He’s happy the city and county are working to place people into shelter during the sweeps, but said it’s cruel to take belongings from those who haven’t yet made it to permanent housing.
“You’re going to destroy my home because why? Because they didn’t get me housing on their timeline?” he said. “You’re going to… leave me with nothing in the middle of the winter? It doesn’t make any sense.”
San Jose in September swept hundreds of homeless people out of Columbus Park near the city’s downtown airport amid demands from the Federal Aviation Administration, which cited safety concerns. Many moved across the street to a dilapidated baseball diamond. The city has since followed up with more sweeps, as part of a larger effort to clear around the Guadalupe Gardens area.
Tom said Mayor-elect Matt Mahan, who takes office in January, probably can’t fix the crisis either.
“It’s not like he’s handing me a tent,” Tom said.
Mahan has proposed rapidly expanding the city’s interim housing for the homeless by scaling the city’s efforts to find land for tiny homes, including using county or other publicly-owned land. He has also supported a city plan to build hundreds of prefabricated homes in South San Jose, and has advocated for building more market-rate housing.
During his mayoral campaign, Mahan criticized the high costs of constructing affordable housing and pushed to reduce fees and eliminate red tape to make building cheaper and faster.
Another homeless resident, 58-year-old Mickey Kesler, said the city smashed her camper and pickup truck without permission. Now she lives in a tent with her five dogs, including two puppies, just about 50 yards from the smashed remnants of her trailer and truck.
“I’d like to see someone give me a new trailer and a new truck,” she said.
Despite historic funding and unprecedented efforts to quickly bring housing projects online in response to the COVID-19 pandemic, residents are falling into homelessness at a faster rate than people are being housed. San Jose saw its unhoused population grow 11% during the pandemic, from 6,097 homeless people in 2019 to 6,739, according to county data.
The city could soon face a state audit scrutinizing the success of its emergency housing programs and services.
More sweeps looming
The city set a Nov. 18 deadline to sweep any remaining residents from Columbus Park, but 61-year-old Mark Thompson filed a temporary restraining order to stall that action. The city has said it will respect the order and is pausing sweeps for now, until at least after Thanksgiving. A hearing is set for Monday.
Another homeless resident in the area was previously unsuccessful with a similar tactic to end a sweep. A county judge helped mediate to relocate the resident’s belongings.
“The city will continue to work with our county and nonprofit partners to connect people living in Columbus Park with housing opportunities,” city spokesperson Carolina Camarena told San José Spotlight. “Housing opportunities may include interim housing or permanent affordable housing, based on each person’s needs and eligibility.”

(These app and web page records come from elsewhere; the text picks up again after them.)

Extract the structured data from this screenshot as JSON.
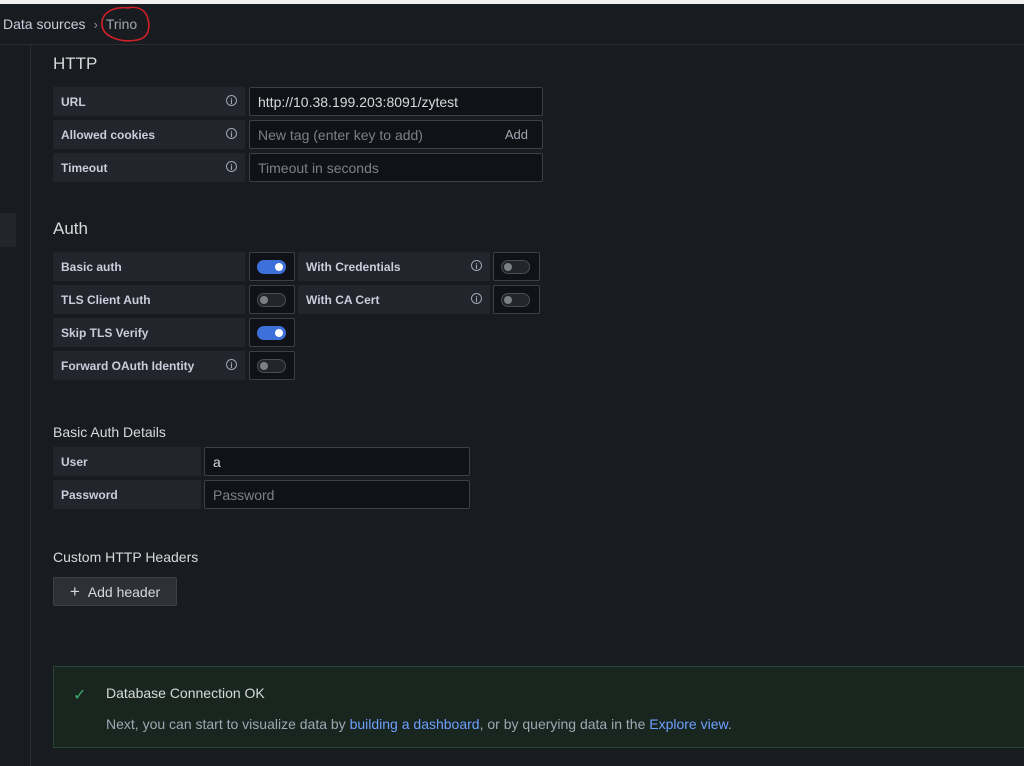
{
  "breadcrumb": {
    "parent": "Data sources",
    "separator": "›",
    "current": "Trino"
  },
  "http": {
    "title": "HTTP",
    "url_label": "URL",
    "url_value": "http://10.38.199.203:8091/zytest",
    "cookies_label": "Allowed cookies",
    "cookies_placeholder": "New tag (enter key to add)",
    "cookies_add": "Add",
    "timeout_label": "Timeout",
    "timeout_placeholder": "Timeout in seconds"
  },
  "auth": {
    "title": "Auth",
    "basic_auth": {
      "label": "Basic auth",
      "on": true
    },
    "with_credentials": {
      "label": "With Credentials",
      "on": false
    },
    "tls_client_auth": {
      "label": "TLS Client Auth",
      "on": false
    },
    "with_ca_cert": {
      "label": "With CA Cert",
      "on": false
    },
    "skip_tls_verify": {
      "label": "Skip TLS Verify",
      "on": true
    },
    "forward_oauth": {
      "label": "Forward OAuth Identity",
      "on": false
    }
  },
  "basic_auth_details": {
    "title": "Basic Auth Details",
    "user_label": "User",
    "user_value": "a",
    "password_label": "Password",
    "password_placeholder": "Password"
  },
  "custom_headers": {
    "title": "Custom HTTP Headers",
    "add_button": "Add header"
  },
  "alert": {
    "title": "Database Connection OK",
    "text_before": "Next, you can start to visualize data by ",
    "link_dashboard": "building a dashboard",
    "text_middle": ", or by querying data in the ",
    "link_explore": "Explore view",
    "text_after": "."
  },
  "colors": {
    "background": "#181b1f",
    "accent_toggle": "#3d71d9",
    "success": "#3fa96c",
    "link": "#6e9fff",
    "annotation": "#d0202a"
  }
}
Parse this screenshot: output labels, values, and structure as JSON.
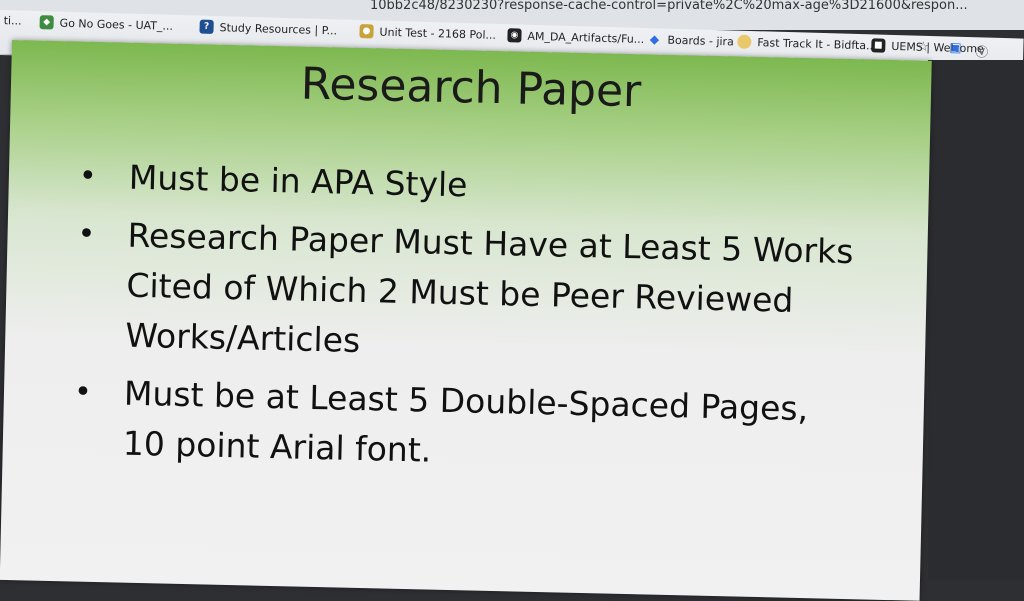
{
  "browser": {
    "url_fragment": "10bb2c48/8230230?response-cache-control=private%2C%20max-age%3D21600&respon...",
    "bookmarks": [
      {
        "label": "ti...",
        "icon": "tab-icon"
      },
      {
        "label": "Go No Goes - UAT_...",
        "icon": "bookmark-icon"
      },
      {
        "label": "Study Resources | P...",
        "icon": "question-icon"
      },
      {
        "label": "Unit Test - 2168 Pol...",
        "icon": "avatar-icon"
      },
      {
        "label": "AM_DA_Artifacts/Fu...",
        "icon": "github-icon"
      },
      {
        "label": "Boards - jira",
        "icon": "jira-icon"
      },
      {
        "label": "Fast Track It - Bidfta...",
        "icon": "circle-icon"
      },
      {
        "label": "UEMS | Welcome",
        "icon": "square-icon"
      }
    ]
  },
  "slide": {
    "title": "Research Paper",
    "bullets": [
      "Must be in APA Style",
      "Research Paper Must Have at Least 5 Works Cited of Which 2 Must be Peer Reviewed Works/Articles",
      "Must be at Least 5 Double-Spaced Pages, 10 point Arial font."
    ]
  },
  "colors": {
    "slide_top_green": "#7db84f",
    "slide_body": "#eeeeee",
    "bezel": "#2b2c30"
  }
}
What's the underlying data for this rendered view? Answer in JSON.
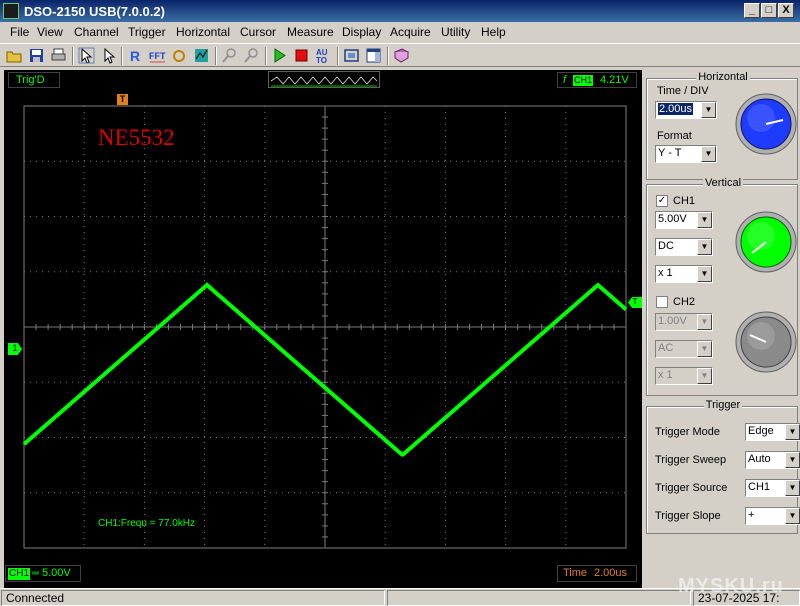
{
  "window": {
    "title": "DSO-2150 USB(7.0.0.2)",
    "minimize": "_",
    "restore": "□",
    "close": "X"
  },
  "menu": [
    "File",
    "View",
    "Channel",
    "Trigger",
    "Horizontal",
    "Cursor",
    "Measure",
    "Display",
    "Acquire",
    "Utility",
    "Help"
  ],
  "toolbar": {
    "icons": [
      "open-icon",
      "save-icon",
      "print-icon",
      "pointer-select-icon",
      "cursor-icon",
      "reference-icon",
      "fft-icon",
      "math-icon",
      "persist-icon",
      "zoom-in-icon",
      "zoom-out-icon",
      "run-icon",
      "stop-icon",
      "auto-icon",
      "screenshot-icon",
      "layout-icon",
      "help-book-icon"
    ]
  },
  "scope": {
    "trig_status": "Trig'D",
    "trigger_edge_symbol": "f",
    "trigger_channel": "CH1",
    "trigger_level": "4.21V",
    "overlay_text": "NE5532",
    "measurement": "CH1:Frequ = 77.0kHz",
    "ch1_scale_channel": "CH1",
    "ch1_scale_value": "5.00V",
    "time_label": "Time",
    "time_value": "2.00us",
    "marker_trigger_pos": "T",
    "marker_ch1": "1",
    "marker_trig_level": "T",
    "colors": {
      "trace": "#00ff00",
      "overlay": "#e00000",
      "grid": "#808080"
    },
    "waveform": {
      "shape": "triangle",
      "frequency_khz": 77.0,
      "vertical_div": "5.00V",
      "time_div": "2.00us"
    }
  },
  "panel": {
    "horizontal": {
      "title": "Horizontal",
      "time_div_label": "Time / DIV",
      "time_div_value": "2.00us",
      "format_label": "Format",
      "format_value": "Y - T"
    },
    "vertical": {
      "title": "Vertical",
      "ch1": {
        "label": "CH1",
        "enabled": true,
        "volts": "5.00V",
        "coupling": "DC",
        "probe": "x 1"
      },
      "ch2": {
        "label": "CH2",
        "enabled": false,
        "volts": "1.00V",
        "coupling": "AC",
        "probe": "x 1"
      }
    },
    "trigger": {
      "title": "Trigger",
      "rows": [
        {
          "label": "Trigger Mode",
          "value": "Edge"
        },
        {
          "label": "Trigger Sweep",
          "value": "Auto"
        },
        {
          "label": "Trigger Source",
          "value": "CH1"
        },
        {
          "label": "Trigger Slope",
          "value": "+"
        }
      ]
    },
    "knob_colors": {
      "horizontal": "#1e3cff",
      "ch1": "#00ff00",
      "ch2": "#8a8a8a"
    }
  },
  "status": {
    "connection": "Connected",
    "datetime": "23-07-2025  17:"
  },
  "watermark": "MYSKU.ru"
}
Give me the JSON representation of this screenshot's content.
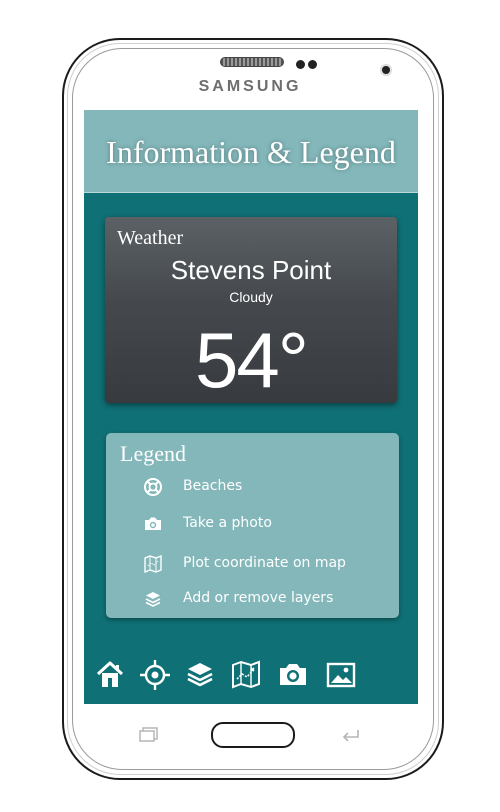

Camarena declined to comment on the pending litigation.
Juaacklyn Fincher, 44, lives part time in a camper that she installed new flooring in, painted and decorated with art, colorful skulls and masks. The extra time the restraining order is bringing everyone at the park is a relief, she said. Still, she worries about what action the city will take following the holiday.
“I’m kind of afraid because now they might come back with a vengeance,” she said. “We basically put a monkey wrench in their whole routine.”
Fincher has been working with the county to find permanent housing for a few months without any luck. She has a temporary hotel room run by the county.
“It’s not the best situation, it’s not the most stable,” she said. She hopes Mahan can change the tide for park residents, but thinks permanent housing for homeless people needs to be his priority, not temporary housing.
“Homelessness problems seem to be on the top of his list,” she said.
Tom, the park resident, hopes the city won’t destroy anyone else’s property or continue sweeps until there is a permanent home for everyone.
“Homelessness is a problem. You can’t push it away, you can’t squeeze it to the side. We know that,” he said. “You have to face up and deal with it.”